• HOW TO COMPLETE THIS TASK:
From the entries, copy each line that includes "thead".

• LISTED ENTRIES:
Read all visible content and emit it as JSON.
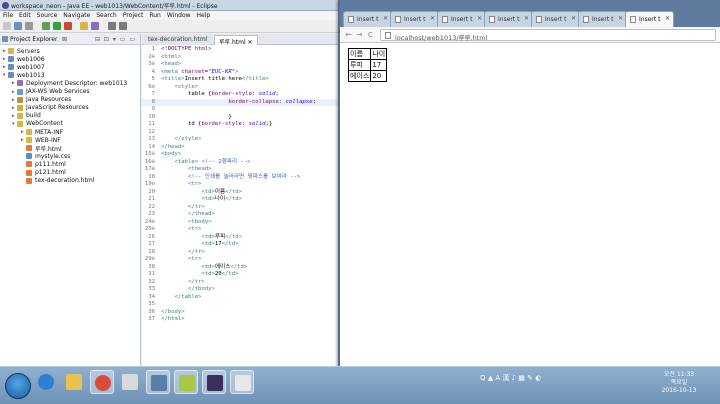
{
  "eclipse": {
    "title": "workspace_neon - Java EE - web1013/WebContent/루루.html - Eclipse",
    "menu": [
      "File",
      "Edit",
      "Source",
      "Navigate",
      "Search",
      "Project",
      "Run",
      "Window",
      "Help"
    ],
    "explorer": {
      "title": "Project Explorer",
      "tab_marker": "⊠",
      "tools": "⊟ ⊡ ▾ ▭ ▭",
      "items": [
        {
          "label": "Servers",
          "indent": 0,
          "twisty": "▸",
          "icon": "folder-icon",
          "color": "#d9b44a"
        },
        {
          "label": "web1006",
          "indent": 0,
          "twisty": "▸",
          "icon": "project-icon",
          "color": "#6c8ebf"
        },
        {
          "label": "web1007",
          "indent": 0,
          "twisty": "▸",
          "icon": "project-icon",
          "color": "#6c8ebf"
        },
        {
          "label": "web1013",
          "indent": 0,
          "twisty": "▾",
          "icon": "project-icon",
          "color": "#6c8ebf"
        },
        {
          "label": "Deployment Descriptor: web1013",
          "indent": 1,
          "twisty": "▸",
          "icon": "descriptor-icon",
          "color": "#8a6fbf"
        },
        {
          "label": "JAX-WS Web Services",
          "indent": 1,
          "twisty": "▸",
          "icon": "webservice-icon",
          "color": "#5aa0d0"
        },
        {
          "label": "Java Resources",
          "indent": 1,
          "twisty": "▸",
          "icon": "java-resources-icon",
          "color": "#c98c3a"
        },
        {
          "label": "JavaScript Resources",
          "indent": 1,
          "twisty": "▸",
          "icon": "js-resources-icon",
          "color": "#c9b23a"
        },
        {
          "label": "build",
          "indent": 1,
          "twisty": "▸",
          "icon": "folder-icon",
          "color": "#d9b44a"
        },
        {
          "label": "WebContent",
          "indent": 1,
          "twisty": "▾",
          "icon": "folder-icon",
          "color": "#d9b44a"
        },
        {
          "label": "META-INF",
          "indent": 2,
          "twisty": "▸",
          "icon": "folder-icon",
          "color": "#d9b44a"
        },
        {
          "label": "WEB-INF",
          "indent": 2,
          "twisty": "▸",
          "icon": "folder-icon",
          "color": "#d9b44a"
        },
        {
          "label": "루루.html",
          "indent": 2,
          "twisty": "",
          "icon": "html-file-icon",
          "color": "#e07a3a"
        },
        {
          "label": "mystyle.css",
          "indent": 2,
          "twisty": "",
          "icon": "css-file-icon",
          "color": "#5a8fd0"
        },
        {
          "label": "p111.html",
          "indent": 2,
          "twisty": "",
          "icon": "html-file-icon",
          "color": "#e07a3a"
        },
        {
          "label": "p121.html",
          "indent": 2,
          "twisty": "",
          "icon": "html-file-icon",
          "color": "#e07a3a"
        },
        {
          "label": "tex-decoration.html",
          "indent": 2,
          "twisty": "",
          "icon": "html-file-icon",
          "color": "#e07a3a"
        }
      ]
    },
    "editor": {
      "tabs": [
        {
          "label": "tex-decoration.html",
          "active": false
        },
        {
          "label": "루루.html ✕",
          "active": true
        }
      ],
      "lines": [
        {
          "n": "1",
          "html": "<span class='cp'>&lt;!DOCTYPE html&gt;</span>"
        },
        {
          "n": "2⊖",
          "html": "<span class='tg'>&lt;html&gt;</span>"
        },
        {
          "n": "3⊖",
          "html": "<span class='tg'>&lt;head&gt;</span>"
        },
        {
          "n": "4",
          "html": "<span class='tg'>&lt;meta</span> <span class='an'>charset</span>=<span class='av'>\"EUC-KR\"</span><span class='tg'>&gt;</span>"
        },
        {
          "n": "5",
          "html": "<span class='tg'>&lt;title&gt;</span><span class='tx'>Insert title here</span><span class='tg'>&lt;/title&gt;</span>"
        },
        {
          "n": "6⊖",
          "html": "    <span class='tg'>&lt;style&gt;</span>"
        },
        {
          "n": "7",
          "html": "        <span class='tx'>table {</span><span class='an'>border-style</span>: <span class='av'>solid</span>;"
        },
        {
          "n": "8",
          "html": "                    <span class='an'>border-collapse</span>: <span class='av'>collapse</span>;",
          "cur": true
        },
        {
          "n": "9",
          "html": " "
        },
        {
          "n": "10",
          "html": "                    <span class='tx'>}</span>"
        },
        {
          "n": "11",
          "html": "        <span class='tx'>td {</span><span class='an'>border-style</span>: <span class='av'>solid</span>;<span class='tx'>}</span>"
        },
        {
          "n": "12",
          "html": " "
        },
        {
          "n": "13",
          "html": "    <span class='tg'>&lt;/style&gt;</span>"
        },
        {
          "n": "14",
          "html": "<span class='tg'>&lt;/head&gt;</span>"
        },
        {
          "n": "15⊖",
          "html": "<span class='tg'>&lt;body&gt;</span>"
        },
        {
          "n": "16⊖",
          "html": "    <span class='tg'>&lt;table&gt;</span> <span class='cm'>&lt;!-- 2행짜리 --&gt;</span>"
        },
        {
          "n": "17⊖",
          "html": "        <span class='tg'>&lt;thead&gt;</span>"
        },
        {
          "n": "18",
          "html": "        <span class='cm'>&lt;!-- 인쇄를 눌러라면 윗파스를 보여라 --&gt;</span>"
        },
        {
          "n": "19⊖",
          "html": "        <span class='tg'>&lt;tr&gt;</span>"
        },
        {
          "n": "20",
          "html": "            <span class='tg'>&lt;td&gt;</span><span class='tx'>이름</span><span class='tg'>&lt;/td&gt;</span>"
        },
        {
          "n": "21",
          "html": "            <span class='tg'>&lt;td&gt;</span><span class='tx'>나이</span><span class='tg'>&lt;/td&gt;</span>"
        },
        {
          "n": "22",
          "html": "        <span class='tg'>&lt;/tr&gt;</span>"
        },
        {
          "n": "23",
          "html": "        <span class='tg'>&lt;/thead&gt;</span>"
        },
        {
          "n": "24⊖",
          "html": "        <span class='tg'>&lt;tbody&gt;</span>"
        },
        {
          "n": "25⊖",
          "html": "        <span class='tg'>&lt;tr&gt;</span>"
        },
        {
          "n": "26",
          "html": "            <span class='tg'>&lt;td&gt;</span><span class='tx'>루피</span><span class='tg'>&lt;/td&gt;</span>"
        },
        {
          "n": "27",
          "html": "            <span class='tg'>&lt;td&gt;</span><span class='tx'>17</span><span class='tg'>&lt;/td&gt;</span>"
        },
        {
          "n": "28",
          "html": "        <span class='tg'>&lt;/tr&gt;</span>"
        },
        {
          "n": "29⊖",
          "html": "        <span class='tg'>&lt;tr&gt;</span>"
        },
        {
          "n": "30",
          "html": "            <span class='tg'>&lt;td&gt;</span><span class='tx'>에이스</span><span class='tg'>&lt;/td&gt;</span>"
        },
        {
          "n": "31",
          "html": "            <span class='tg'>&lt;td&gt;</span><span class='tx'>20</span><span class='tg'>&lt;/td&gt;</span>"
        },
        {
          "n": "32",
          "html": "        <span class='tg'>&lt;/tr&gt;</span>"
        },
        {
          "n": "33",
          "html": "        <span class='tg'>&lt;/tbody&gt;</span>"
        },
        {
          "n": "34",
          "html": "    <span class='tg'>&lt;/table&gt;</span>"
        },
        {
          "n": "35",
          "html": " "
        },
        {
          "n": "36",
          "html": "<span class='tg'>&lt;/body&gt;</span>"
        },
        {
          "n": "37",
          "html": "<span class='tg'>&lt;/html&gt;</span>"
        }
      ]
    }
  },
  "chrome": {
    "tabs": [
      {
        "label": "Insert t",
        "close": "✕",
        "active": false
      },
      {
        "label": "Insert t",
        "close": "✕",
        "active": false
      },
      {
        "label": "Insert t",
        "close": "✕",
        "active": false
      },
      {
        "label": "Insert t",
        "close": "✕",
        "active": false
      },
      {
        "label": "Insert t",
        "close": "✕",
        "active": false
      },
      {
        "label": "Insert t",
        "close": "✕",
        "active": false
      },
      {
        "label": "Insert t",
        "close": "✕",
        "active": true
      }
    ],
    "nav": {
      "back": "←",
      "forward": "→",
      "reload": "C"
    },
    "url": "localhost/web1013/루루.html",
    "table": [
      [
        "이름",
        "나이"
      ],
      [
        "루피",
        "17"
      ],
      [
        "에이스",
        "20"
      ]
    ]
  },
  "taskbar": {
    "apps": [
      {
        "name": "ie-icon",
        "color": "#2f7fd3",
        "active": false
      },
      {
        "name": "explorer-folder-icon",
        "color": "#e8c250",
        "active": false
      },
      {
        "name": "chrome-icon",
        "color": "#d94c3a",
        "active": true
      },
      {
        "name": "media-player-icon",
        "color": "#d9d9d9",
        "active": false
      },
      {
        "name": "window-app-icon",
        "color": "#5a7ea8",
        "active": true
      },
      {
        "name": "notepad-icon",
        "color": "#a8c84a",
        "active": true
      },
      {
        "name": "eclipse-icon",
        "color": "#3c2f5c",
        "active": true
      },
      {
        "name": "paint-icon",
        "color": "#e8e8e8",
        "active": true
      }
    ],
    "tray_icons": "Q ▲ A 漢 ♪ ▦ ✎ ◐",
    "clock": {
      "ampm_time": "오전 11:33",
      "weekday": "목요일",
      "date": "2016-10-13"
    }
  }
}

• ANSWER SPACE:
          "html": "        <span class='tg'>&lt;thead&gt;</span>"
          "html": "        <span class='tg'>&lt;/thead&gt;</span>"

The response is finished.